Each record below must be written out exactly as given.

■ ■ ■ ■

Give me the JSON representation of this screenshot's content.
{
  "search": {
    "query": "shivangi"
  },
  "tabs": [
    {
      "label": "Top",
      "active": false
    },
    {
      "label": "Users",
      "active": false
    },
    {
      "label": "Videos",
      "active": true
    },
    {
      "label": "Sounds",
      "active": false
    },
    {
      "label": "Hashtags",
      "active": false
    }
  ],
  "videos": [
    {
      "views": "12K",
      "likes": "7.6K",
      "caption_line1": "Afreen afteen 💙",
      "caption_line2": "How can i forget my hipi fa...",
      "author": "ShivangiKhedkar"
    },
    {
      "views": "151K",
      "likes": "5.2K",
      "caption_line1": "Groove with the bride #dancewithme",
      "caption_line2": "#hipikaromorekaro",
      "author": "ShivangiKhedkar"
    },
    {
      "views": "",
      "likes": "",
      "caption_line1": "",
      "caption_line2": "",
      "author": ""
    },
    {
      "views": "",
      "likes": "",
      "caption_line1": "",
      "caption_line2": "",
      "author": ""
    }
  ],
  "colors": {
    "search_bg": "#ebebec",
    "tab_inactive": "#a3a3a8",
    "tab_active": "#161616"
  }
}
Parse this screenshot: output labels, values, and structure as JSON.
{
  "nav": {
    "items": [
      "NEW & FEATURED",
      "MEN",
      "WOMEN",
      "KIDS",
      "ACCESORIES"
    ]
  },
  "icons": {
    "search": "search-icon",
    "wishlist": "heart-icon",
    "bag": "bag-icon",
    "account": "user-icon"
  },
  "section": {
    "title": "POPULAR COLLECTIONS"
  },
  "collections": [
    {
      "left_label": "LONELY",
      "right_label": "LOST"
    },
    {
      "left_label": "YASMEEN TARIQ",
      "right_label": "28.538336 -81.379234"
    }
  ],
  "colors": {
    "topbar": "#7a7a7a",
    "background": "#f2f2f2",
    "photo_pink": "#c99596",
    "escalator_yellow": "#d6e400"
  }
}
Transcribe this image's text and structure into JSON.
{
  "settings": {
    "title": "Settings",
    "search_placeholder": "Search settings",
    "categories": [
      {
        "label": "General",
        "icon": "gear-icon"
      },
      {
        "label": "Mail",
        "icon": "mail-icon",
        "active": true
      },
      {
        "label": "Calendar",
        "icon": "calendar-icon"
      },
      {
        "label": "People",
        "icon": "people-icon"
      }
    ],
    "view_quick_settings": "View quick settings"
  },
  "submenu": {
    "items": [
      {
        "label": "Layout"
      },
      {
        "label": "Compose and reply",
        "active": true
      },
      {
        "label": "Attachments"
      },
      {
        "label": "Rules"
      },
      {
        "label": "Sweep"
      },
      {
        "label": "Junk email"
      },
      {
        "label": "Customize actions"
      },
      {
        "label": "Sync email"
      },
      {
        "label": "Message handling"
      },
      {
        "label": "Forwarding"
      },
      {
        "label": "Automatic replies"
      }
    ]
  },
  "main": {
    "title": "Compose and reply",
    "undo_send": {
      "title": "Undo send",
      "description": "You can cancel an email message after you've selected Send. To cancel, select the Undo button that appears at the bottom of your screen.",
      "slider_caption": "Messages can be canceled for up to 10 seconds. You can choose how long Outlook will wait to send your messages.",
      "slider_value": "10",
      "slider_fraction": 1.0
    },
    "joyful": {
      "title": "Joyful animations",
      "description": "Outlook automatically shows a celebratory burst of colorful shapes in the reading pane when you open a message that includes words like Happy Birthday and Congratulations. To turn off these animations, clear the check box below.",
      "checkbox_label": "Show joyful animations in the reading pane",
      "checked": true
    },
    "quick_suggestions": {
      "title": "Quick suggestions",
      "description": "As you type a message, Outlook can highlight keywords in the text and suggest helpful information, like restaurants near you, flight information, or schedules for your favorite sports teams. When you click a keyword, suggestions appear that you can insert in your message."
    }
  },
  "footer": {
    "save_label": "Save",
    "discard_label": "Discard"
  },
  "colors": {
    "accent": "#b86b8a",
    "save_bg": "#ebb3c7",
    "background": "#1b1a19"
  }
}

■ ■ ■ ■

**Solution to this problem**
Give me the JSON representation of this screenshot's content.
{
  "search": {
    "query": "shivangi"
  },
  "tabs": [
    {
      "label": "Top",
      "active": false
    },
    {
      "label": "Users",
      "active": false
    },
    {
      "label": "Videos",
      "active": true
    },
    {
      "label": "Sounds",
      "active": false
    },
    {
      "label": "Hashtags",
      "active": false
    }
  ],
  "videos": [
    {
      "views": "12K",
      "likes": "7.6K",
      "caption_line1": "Afreen afteen 💙",
      "caption_line2": "How can i forget my hipi fa...",
      "author": "ShivangiKhedkar"
    },
    {
      "views": "151K",
      "likes": "5.2K",
      "caption_line1": "Groove with the bride #dancewithme",
      "caption_line2": "#hipikaromorekaro",
      "author": "ShivangiKhedkar"
    },
    {
      "views": "",
      "likes": "",
      "caption_line1": "",
      "caption_line2": "",
      "author": ""
    },
    {
      "views": "",
      "likes": "",
      "caption_line1": "",
      "caption_line2": "",
      "author": ""
    }
  ],
  "colors": {
    "search_bg": "#ebebec",
    "tab_inactive": "#a3a3a8",
    "tab_active": "#161616"
  }
}
Parse this screenshot: output labels, values, and structure as JSON.
{
  "nav": {
    "items": [
      "NEW & FEATURED",
      "MEN",
      "WOMEN",
      "KIDS",
      "ACCESORIES"
    ]
  },
  "icons": {
    "search": "search-icon",
    "wishlist": "heart-icon",
    "bag": "bag-icon",
    "account": "user-icon"
  },
  "section": {
    "title": "POPULAR COLLECTIONS"
  },
  "collections": [
    {
      "left_label": "LONELY",
      "right_label": "LOST"
    },
    {
      "left_label": "YASMEEN TARIQ",
      "right_label": "28.538336 -81.379234"
    }
  ],
  "colors": {
    "topbar": "#7a7a7a",
    "background": "#f2f2f2",
    "photo_pink": "#c99596",
    "escalator_yellow": "#d6e400"
  }
}
Transcribe this image's text and structure into JSON.
{
  "settings": {
    "title": "Settings",
    "search_placeholder": "Search settings",
    "categories": [
      {
        "label": "General",
        "icon": "gear-icon"
      },
      {
        "label": "Mail",
        "icon": "mail-icon",
        "active": true
      },
      {
        "label": "Calendar",
        "icon": "calendar-icon"
      },
      {
        "label": "People",
        "icon": "people-icon"
      }
    ],
    "view_quick_settings": "View quick settings"
  },
  "submenu": {
    "items": [
      {
        "label": "Layout"
      },
      {
        "label": "Compose and reply",
        "active": true
      },
      {
        "label": "Attachments"
      },
      {
        "label": "Rules"
      },
      {
        "label": "Sweep"
      },
      {
        "label": "Junk email"
      },
      {
        "label": "Customize actions"
      },
      {
        "label": "Sync email"
      },
      {
        "label": "Message handling"
      },
      {
        "label": "Forwarding"
      },
      {
        "label": "Automatic replies"
      }
    ]
  },
  "main": {
    "title": "Compose and reply",
    "undo_send": {
      "title": "Undo send",
      "description": "You can cancel an email message after you've selected Send. To cancel, select the Undo button that appears at the bottom of your screen.",
      "slider_caption": "Messages can be canceled for up to 10 seconds. You can choose how long Outlook will wait to send your messages.",
      "slider_value": "10",
      "slider_fraction": 1.0
    },
    "joyful": {
      "title": "Joyful animations",
      "description": "Outlook automatically shows a celebratory burst of colorful shapes in the reading pane when you open a message that includes words like Happy Birthday and Congratulations. To turn off these animations, clear the check box below.",
      "checkbox_label": "Show joyful animations in the reading pane",
      "checked": true
    },
    "quick_suggestions": {
      "title": "Quick suggestions",
      "description": "As you type a message, Outlook can highlight keywords in the text and suggest helpful information, like restaurants near you, flight information, or schedules for your favorite sports teams. When you click a keyword, suggestions appear that you can insert in your message."
    }
  },
  "footer": {
    "save_label": "Save",
    "discard_label": "Discard"
  },
  "colors": {
    "accent": "#b86b8a",
    "save_bg": "#ebb3c7",
    "background": "#1b1a19"
  }
}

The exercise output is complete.